Please work out how many lines include the word "java" in the entries, and reply with only the count.

═════ DATA EXCERPTS ═════

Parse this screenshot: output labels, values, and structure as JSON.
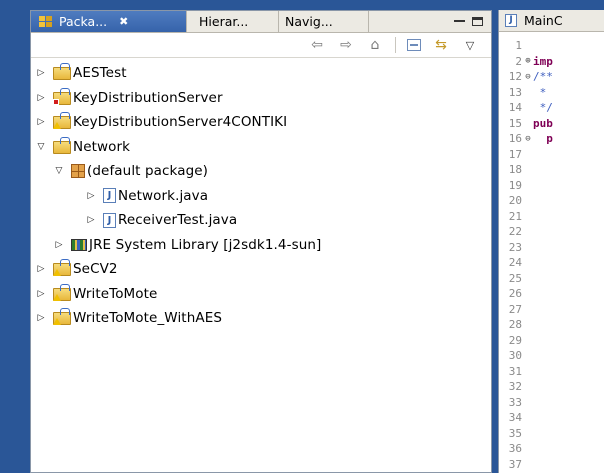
{
  "package_explorer": {
    "tabs": [
      {
        "label": "Packa...",
        "active": true,
        "close": "✖"
      },
      {
        "label": "Hierar..."
      },
      {
        "label": "Navig..."
      }
    ],
    "tree": [
      {
        "indent": 0,
        "twisty": "▷",
        "icon": "project",
        "marker": "",
        "label": "AESTest"
      },
      {
        "indent": 0,
        "twisty": "▷",
        "icon": "project",
        "marker": "error",
        "label": "KeyDistributionServer"
      },
      {
        "indent": 0,
        "twisty": "▷",
        "icon": "project",
        "marker": "warning",
        "label": "KeyDistributionServer4CONTIKI"
      },
      {
        "indent": 0,
        "twisty": "▽",
        "icon": "project",
        "marker": "",
        "label": "Network"
      },
      {
        "indent": 1,
        "twisty": "▽",
        "icon": "package",
        "marker": "",
        "label": "(default package)"
      },
      {
        "indent": 2,
        "twisty": "▷",
        "icon": "java",
        "marker": "",
        "label": "Network.java"
      },
      {
        "indent": 2,
        "twisty": "▷",
        "icon": "java",
        "marker": "",
        "label": "ReceiverTest.java"
      },
      {
        "indent": 1,
        "twisty": "▷",
        "icon": "library",
        "marker": "",
        "label": "JRE System Library [j2sdk1.4-sun]"
      },
      {
        "indent": 0,
        "twisty": "▷",
        "icon": "project",
        "marker": "warning",
        "label": "SeCV2"
      },
      {
        "indent": 0,
        "twisty": "▷",
        "icon": "project",
        "marker": "warning",
        "label": "WriteToMote"
      },
      {
        "indent": 0,
        "twisty": "▷",
        "icon": "project",
        "marker": "warning",
        "label": "WriteToMote_WithAES"
      }
    ],
    "toolbar_icons": [
      "back-arrow-icon",
      "forward-arrow-icon",
      "link-with-editor-icon",
      "collapse-all-icon",
      "sync-icon",
      "view-menu-icon"
    ]
  },
  "editor": {
    "tab_label": "MainC",
    "lines": [
      {
        "n": "1",
        "fold": "",
        "text": "",
        "kind": ""
      },
      {
        "n": "2",
        "fold": "⊕",
        "text": "imp",
        "kind": "kw"
      },
      {
        "n": "12",
        "fold": "⊖",
        "text": "/**",
        "kind": "cmt"
      },
      {
        "n": "13",
        "fold": "",
        "text": " *",
        "kind": "cmt"
      },
      {
        "n": "14",
        "fold": "",
        "text": " */",
        "kind": "cmt"
      },
      {
        "n": "15",
        "fold": "",
        "text": "pub",
        "kind": "kw"
      },
      {
        "n": "16",
        "fold": "⊖",
        "text": "  p",
        "kind": "kw"
      },
      {
        "n": "17",
        "fold": "",
        "text": "",
        "kind": ""
      },
      {
        "n": "18",
        "fold": "",
        "text": "",
        "kind": ""
      },
      {
        "n": "19",
        "fold": "",
        "text": "",
        "kind": ""
      },
      {
        "n": "20",
        "fold": "",
        "text": "",
        "kind": ""
      },
      {
        "n": "21",
        "fold": "",
        "text": "",
        "kind": ""
      },
      {
        "n": "22",
        "fold": "",
        "text": "",
        "kind": ""
      },
      {
        "n": "23",
        "fold": "",
        "text": "",
        "kind": ""
      },
      {
        "n": "24",
        "fold": "",
        "text": "",
        "kind": ""
      },
      {
        "n": "25",
        "fold": "",
        "text": "",
        "kind": ""
      },
      {
        "n": "26",
        "fold": "",
        "text": "",
        "kind": ""
      },
      {
        "n": "27",
        "fold": "",
        "text": "",
        "kind": ""
      },
      {
        "n": "28",
        "fold": "",
        "text": "",
        "kind": ""
      },
      {
        "n": "29",
        "fold": "",
        "text": "",
        "kind": ""
      },
      {
        "n": "30",
        "fold": "",
        "text": "",
        "kind": ""
      },
      {
        "n": "31",
        "fold": "",
        "text": "",
        "kind": ""
      },
      {
        "n": "32",
        "fold": "",
        "text": "",
        "kind": ""
      },
      {
        "n": "33",
        "fold": "",
        "text": "",
        "kind": ""
      },
      {
        "n": "34",
        "fold": "",
        "text": "",
        "kind": ""
      },
      {
        "n": "35",
        "fold": "",
        "text": "",
        "kind": ""
      },
      {
        "n": "36",
        "fold": "",
        "text": "",
        "kind": ""
      },
      {
        "n": "37",
        "fold": "",
        "text": "",
        "kind": ""
      }
    ]
  },
  "colors": {
    "desktop": "#2a5697",
    "active_tab": "#3f6db4",
    "keyword": "#7f0055",
    "comment": "#3f5fbf"
  }
}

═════

- COMPLETED EXERCISE: 4